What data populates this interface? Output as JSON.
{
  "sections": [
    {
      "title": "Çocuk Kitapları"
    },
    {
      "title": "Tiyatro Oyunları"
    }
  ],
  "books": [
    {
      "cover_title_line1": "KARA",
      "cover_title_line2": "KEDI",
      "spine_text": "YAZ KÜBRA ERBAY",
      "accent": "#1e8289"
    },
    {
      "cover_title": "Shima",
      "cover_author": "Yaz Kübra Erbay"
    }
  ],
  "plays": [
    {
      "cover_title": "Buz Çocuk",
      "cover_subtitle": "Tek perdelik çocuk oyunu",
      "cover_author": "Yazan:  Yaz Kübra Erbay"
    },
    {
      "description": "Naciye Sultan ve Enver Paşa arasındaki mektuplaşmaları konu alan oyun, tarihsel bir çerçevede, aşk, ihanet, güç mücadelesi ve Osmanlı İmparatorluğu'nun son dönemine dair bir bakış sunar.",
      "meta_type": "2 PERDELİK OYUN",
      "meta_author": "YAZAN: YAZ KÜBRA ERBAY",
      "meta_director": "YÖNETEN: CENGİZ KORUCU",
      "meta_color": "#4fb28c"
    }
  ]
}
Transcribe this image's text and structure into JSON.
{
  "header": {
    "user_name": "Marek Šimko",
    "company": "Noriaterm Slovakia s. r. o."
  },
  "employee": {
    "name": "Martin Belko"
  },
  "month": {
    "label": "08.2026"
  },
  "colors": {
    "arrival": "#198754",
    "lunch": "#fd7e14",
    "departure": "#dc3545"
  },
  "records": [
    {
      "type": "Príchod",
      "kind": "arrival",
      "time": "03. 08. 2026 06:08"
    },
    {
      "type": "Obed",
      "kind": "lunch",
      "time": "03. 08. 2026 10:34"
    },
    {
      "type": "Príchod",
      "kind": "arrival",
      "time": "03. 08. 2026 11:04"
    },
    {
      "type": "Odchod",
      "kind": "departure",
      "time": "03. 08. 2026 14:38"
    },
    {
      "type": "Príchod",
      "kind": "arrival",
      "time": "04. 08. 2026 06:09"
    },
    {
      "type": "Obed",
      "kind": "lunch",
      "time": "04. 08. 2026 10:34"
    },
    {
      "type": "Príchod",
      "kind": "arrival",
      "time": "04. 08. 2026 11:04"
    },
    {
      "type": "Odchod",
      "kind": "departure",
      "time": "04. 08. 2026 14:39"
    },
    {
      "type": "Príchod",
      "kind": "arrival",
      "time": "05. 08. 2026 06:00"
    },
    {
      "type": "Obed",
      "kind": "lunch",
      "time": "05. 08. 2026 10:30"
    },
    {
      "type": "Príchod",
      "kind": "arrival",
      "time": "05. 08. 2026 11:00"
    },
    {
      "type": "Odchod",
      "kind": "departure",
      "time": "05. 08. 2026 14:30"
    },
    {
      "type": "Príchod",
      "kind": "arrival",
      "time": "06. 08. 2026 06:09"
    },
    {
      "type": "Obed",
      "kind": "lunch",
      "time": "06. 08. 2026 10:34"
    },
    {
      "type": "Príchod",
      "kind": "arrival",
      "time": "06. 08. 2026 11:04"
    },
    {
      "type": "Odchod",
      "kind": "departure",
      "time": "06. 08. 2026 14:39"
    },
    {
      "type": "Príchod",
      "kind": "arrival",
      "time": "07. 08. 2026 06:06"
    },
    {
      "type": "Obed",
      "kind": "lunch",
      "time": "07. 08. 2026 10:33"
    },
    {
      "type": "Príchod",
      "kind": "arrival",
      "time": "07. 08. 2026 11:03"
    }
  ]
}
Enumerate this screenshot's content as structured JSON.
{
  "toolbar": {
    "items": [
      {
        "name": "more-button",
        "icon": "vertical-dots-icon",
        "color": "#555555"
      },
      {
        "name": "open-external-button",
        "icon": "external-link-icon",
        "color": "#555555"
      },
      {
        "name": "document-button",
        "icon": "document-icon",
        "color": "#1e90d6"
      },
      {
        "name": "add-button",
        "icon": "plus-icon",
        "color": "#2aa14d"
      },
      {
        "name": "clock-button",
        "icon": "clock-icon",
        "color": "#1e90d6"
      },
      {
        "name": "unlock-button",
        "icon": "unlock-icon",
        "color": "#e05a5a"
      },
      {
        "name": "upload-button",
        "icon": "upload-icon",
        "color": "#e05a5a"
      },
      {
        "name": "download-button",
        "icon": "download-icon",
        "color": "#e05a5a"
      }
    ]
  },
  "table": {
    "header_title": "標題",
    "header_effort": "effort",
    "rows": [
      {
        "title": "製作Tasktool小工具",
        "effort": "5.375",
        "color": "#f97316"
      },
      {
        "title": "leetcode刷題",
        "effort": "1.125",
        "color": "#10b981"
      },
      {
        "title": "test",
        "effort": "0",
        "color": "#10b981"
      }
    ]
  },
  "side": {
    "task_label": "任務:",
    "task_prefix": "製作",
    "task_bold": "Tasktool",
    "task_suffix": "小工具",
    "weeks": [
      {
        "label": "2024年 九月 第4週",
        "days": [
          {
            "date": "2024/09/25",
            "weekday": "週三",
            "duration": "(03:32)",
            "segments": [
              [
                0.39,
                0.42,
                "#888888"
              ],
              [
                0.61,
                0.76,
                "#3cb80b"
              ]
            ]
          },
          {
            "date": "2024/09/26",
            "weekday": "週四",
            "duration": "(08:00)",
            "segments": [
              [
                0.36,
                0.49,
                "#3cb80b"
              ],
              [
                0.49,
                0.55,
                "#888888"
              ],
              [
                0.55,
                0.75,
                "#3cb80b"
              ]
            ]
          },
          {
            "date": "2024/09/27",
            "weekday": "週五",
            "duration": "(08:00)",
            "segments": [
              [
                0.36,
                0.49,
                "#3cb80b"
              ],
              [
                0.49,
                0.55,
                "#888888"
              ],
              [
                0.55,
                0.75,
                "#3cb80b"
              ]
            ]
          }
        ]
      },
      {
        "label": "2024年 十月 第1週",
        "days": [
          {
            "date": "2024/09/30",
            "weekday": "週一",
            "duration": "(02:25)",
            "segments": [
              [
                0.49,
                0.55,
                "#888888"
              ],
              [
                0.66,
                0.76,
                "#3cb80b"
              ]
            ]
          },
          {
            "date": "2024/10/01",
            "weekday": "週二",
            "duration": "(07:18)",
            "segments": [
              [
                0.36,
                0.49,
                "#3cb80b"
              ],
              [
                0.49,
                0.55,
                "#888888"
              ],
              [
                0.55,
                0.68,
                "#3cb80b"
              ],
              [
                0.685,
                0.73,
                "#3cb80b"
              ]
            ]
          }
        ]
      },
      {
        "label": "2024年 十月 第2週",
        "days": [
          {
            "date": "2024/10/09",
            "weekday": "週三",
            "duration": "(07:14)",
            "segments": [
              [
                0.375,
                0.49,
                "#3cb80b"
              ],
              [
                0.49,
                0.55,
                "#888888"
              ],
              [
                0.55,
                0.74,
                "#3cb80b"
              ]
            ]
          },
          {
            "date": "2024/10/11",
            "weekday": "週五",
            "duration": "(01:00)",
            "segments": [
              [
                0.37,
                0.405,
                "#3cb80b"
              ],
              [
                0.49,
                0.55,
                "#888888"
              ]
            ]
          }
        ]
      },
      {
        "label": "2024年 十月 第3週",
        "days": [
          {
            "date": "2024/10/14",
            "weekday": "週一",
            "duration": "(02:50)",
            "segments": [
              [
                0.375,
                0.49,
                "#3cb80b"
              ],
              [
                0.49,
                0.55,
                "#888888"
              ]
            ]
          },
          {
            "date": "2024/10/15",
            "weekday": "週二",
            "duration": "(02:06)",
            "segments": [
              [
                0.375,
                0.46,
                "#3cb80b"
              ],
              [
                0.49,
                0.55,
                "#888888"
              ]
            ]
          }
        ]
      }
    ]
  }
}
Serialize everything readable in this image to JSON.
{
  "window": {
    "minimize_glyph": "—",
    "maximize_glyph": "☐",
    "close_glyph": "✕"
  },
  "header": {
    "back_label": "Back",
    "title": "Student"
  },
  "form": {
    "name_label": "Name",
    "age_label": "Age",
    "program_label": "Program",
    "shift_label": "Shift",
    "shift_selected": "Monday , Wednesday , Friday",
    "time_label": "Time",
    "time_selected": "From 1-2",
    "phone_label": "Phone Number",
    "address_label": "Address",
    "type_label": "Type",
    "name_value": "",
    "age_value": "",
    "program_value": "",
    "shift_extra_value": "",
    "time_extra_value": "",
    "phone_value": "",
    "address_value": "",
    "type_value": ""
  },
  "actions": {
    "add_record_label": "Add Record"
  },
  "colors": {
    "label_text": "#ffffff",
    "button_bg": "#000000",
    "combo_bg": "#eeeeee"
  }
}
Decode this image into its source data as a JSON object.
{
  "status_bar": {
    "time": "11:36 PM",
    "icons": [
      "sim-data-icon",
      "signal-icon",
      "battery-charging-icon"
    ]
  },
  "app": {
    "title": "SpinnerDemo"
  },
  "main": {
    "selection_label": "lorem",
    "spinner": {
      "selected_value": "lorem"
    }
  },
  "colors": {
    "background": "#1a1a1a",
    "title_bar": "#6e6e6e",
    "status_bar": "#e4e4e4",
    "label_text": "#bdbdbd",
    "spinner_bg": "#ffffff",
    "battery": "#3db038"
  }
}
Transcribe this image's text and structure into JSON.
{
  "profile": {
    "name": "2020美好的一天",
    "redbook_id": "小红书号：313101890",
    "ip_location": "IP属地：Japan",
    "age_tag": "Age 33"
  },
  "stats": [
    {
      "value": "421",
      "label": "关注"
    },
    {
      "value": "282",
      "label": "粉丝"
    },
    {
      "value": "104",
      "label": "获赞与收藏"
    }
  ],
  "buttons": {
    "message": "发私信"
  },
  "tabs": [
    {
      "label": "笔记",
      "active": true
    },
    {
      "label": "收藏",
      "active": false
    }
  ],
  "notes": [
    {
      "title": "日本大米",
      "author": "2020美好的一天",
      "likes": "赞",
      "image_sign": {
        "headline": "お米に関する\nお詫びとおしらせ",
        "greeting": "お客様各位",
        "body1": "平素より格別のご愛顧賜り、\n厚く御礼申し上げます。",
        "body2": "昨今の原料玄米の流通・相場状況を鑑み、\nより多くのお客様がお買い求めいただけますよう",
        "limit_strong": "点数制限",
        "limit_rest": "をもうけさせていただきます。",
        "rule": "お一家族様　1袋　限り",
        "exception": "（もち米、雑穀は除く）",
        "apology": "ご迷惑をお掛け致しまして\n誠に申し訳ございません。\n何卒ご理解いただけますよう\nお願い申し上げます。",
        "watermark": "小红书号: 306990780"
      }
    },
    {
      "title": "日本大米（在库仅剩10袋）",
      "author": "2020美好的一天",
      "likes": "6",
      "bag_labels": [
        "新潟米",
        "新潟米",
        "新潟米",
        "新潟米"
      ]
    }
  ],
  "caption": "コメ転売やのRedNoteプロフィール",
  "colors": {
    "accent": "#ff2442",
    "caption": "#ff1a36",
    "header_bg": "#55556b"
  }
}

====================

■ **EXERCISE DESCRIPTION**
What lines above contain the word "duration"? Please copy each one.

■ **RESULT OF THE TASK**
            "duration": "(03:32)",
            "duration": "(08:00)",
            "duration": "(08:00)",
            "duration": "(02:25)",
            "duration": "(07:18)",
            "duration": "(07:14)",
            "duration": "(01:00)",
            "duration": "(02:50)",
            "duration": "(02:06)",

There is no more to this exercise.